Description of the task
Answer with a single number: how many lines in the listing below include "label"?

Information provided

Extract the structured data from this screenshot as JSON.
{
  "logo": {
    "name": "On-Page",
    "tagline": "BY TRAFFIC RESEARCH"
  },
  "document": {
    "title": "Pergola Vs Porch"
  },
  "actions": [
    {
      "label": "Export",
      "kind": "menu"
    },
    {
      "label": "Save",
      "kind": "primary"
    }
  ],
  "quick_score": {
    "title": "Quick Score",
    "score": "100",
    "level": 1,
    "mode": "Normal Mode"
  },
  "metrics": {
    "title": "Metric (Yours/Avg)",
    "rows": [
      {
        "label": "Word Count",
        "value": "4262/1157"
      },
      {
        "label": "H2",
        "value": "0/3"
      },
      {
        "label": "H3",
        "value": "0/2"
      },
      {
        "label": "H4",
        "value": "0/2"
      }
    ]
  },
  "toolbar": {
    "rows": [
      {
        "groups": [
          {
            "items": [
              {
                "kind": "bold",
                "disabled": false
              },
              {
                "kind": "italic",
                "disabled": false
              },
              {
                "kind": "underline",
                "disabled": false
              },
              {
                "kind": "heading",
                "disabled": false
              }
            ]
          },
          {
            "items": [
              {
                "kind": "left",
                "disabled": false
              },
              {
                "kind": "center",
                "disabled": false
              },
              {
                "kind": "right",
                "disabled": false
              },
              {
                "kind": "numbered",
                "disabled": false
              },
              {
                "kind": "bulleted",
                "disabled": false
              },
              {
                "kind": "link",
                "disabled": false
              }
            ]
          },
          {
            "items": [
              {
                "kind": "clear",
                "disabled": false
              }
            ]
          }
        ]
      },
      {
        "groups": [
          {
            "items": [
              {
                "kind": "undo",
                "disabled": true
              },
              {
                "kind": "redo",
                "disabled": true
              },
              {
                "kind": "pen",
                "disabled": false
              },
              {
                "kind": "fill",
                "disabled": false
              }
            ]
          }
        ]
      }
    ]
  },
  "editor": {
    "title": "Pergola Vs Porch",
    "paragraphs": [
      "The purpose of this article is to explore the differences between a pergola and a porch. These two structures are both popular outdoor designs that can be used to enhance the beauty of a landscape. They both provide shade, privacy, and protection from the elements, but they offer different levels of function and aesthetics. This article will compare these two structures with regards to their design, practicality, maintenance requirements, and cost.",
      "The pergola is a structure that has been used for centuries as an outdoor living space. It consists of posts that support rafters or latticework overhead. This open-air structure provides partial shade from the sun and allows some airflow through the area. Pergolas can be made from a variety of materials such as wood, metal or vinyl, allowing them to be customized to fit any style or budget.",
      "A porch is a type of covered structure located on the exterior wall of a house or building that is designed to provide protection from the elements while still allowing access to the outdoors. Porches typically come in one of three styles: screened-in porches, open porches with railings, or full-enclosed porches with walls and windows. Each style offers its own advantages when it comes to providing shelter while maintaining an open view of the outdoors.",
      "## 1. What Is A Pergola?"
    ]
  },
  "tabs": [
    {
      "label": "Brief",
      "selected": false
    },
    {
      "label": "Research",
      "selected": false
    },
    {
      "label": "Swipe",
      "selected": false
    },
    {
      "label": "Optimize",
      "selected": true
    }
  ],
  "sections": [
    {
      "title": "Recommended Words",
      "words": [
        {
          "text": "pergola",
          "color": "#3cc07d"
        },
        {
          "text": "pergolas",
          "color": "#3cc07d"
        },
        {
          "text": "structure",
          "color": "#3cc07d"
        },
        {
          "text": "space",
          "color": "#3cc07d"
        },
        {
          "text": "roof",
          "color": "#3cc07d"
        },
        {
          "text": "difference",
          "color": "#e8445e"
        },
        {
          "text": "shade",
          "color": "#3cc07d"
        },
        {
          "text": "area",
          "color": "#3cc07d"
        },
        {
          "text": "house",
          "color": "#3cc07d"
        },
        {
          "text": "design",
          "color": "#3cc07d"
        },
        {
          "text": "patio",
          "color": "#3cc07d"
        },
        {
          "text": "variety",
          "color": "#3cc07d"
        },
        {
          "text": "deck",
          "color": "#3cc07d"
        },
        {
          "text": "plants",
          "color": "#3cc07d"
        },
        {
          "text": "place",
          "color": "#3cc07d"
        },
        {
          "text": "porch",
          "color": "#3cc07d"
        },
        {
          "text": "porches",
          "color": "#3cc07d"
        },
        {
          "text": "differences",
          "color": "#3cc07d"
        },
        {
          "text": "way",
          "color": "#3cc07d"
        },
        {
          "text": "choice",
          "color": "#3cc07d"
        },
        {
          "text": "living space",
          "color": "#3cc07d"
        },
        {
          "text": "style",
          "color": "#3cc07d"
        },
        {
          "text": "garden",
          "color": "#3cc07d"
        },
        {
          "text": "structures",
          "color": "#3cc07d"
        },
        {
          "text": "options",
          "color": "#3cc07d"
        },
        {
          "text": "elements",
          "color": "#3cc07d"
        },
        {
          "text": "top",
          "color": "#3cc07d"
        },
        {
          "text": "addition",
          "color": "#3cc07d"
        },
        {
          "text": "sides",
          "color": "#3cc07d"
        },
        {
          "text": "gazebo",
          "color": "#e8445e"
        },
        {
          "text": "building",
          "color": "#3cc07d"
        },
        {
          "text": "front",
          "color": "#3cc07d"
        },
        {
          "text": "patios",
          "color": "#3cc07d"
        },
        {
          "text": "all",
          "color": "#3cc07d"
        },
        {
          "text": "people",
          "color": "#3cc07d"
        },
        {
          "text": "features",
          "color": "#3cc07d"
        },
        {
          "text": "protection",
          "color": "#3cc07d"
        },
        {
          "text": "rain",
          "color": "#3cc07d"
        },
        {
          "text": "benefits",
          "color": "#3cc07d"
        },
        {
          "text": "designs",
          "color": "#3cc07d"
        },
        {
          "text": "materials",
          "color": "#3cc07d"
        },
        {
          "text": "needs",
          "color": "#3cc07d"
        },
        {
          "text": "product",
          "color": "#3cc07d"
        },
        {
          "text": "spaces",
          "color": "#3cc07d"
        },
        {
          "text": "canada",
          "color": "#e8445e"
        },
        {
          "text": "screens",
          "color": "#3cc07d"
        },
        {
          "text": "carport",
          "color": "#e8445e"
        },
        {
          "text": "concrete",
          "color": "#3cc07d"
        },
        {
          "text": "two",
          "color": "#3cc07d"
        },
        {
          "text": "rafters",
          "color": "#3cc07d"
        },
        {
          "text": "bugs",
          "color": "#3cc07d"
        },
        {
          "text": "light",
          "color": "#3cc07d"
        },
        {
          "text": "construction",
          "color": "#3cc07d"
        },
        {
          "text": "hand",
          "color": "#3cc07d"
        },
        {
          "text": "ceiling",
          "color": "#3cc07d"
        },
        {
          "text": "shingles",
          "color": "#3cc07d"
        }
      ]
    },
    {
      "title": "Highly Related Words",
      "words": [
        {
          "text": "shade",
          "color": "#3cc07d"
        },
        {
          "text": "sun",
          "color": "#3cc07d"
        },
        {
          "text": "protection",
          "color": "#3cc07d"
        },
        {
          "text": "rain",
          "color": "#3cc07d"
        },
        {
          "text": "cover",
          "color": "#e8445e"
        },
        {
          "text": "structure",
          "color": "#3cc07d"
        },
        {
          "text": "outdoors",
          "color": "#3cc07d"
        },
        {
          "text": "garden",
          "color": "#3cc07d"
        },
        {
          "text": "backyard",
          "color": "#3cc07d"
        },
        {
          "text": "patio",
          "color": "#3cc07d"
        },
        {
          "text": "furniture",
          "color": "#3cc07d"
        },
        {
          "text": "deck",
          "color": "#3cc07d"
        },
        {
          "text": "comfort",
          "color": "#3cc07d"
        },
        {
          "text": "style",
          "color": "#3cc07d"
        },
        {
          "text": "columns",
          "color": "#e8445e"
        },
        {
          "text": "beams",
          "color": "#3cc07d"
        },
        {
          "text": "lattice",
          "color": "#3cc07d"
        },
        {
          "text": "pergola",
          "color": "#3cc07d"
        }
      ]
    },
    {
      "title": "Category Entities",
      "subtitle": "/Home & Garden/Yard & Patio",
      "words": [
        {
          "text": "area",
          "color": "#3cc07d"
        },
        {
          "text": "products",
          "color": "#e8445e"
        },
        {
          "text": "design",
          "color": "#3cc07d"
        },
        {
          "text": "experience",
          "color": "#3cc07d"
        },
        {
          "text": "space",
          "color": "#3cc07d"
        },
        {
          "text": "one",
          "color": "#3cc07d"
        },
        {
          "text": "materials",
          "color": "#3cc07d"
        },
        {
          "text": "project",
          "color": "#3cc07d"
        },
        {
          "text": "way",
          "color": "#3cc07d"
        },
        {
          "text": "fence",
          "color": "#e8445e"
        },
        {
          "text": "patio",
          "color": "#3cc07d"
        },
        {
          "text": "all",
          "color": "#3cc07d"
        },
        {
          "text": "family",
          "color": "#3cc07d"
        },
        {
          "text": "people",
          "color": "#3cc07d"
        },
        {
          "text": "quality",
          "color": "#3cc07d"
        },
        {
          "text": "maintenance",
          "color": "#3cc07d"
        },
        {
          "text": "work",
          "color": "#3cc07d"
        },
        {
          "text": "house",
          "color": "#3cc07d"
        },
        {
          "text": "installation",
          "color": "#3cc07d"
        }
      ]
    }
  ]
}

Answer to the exercise
10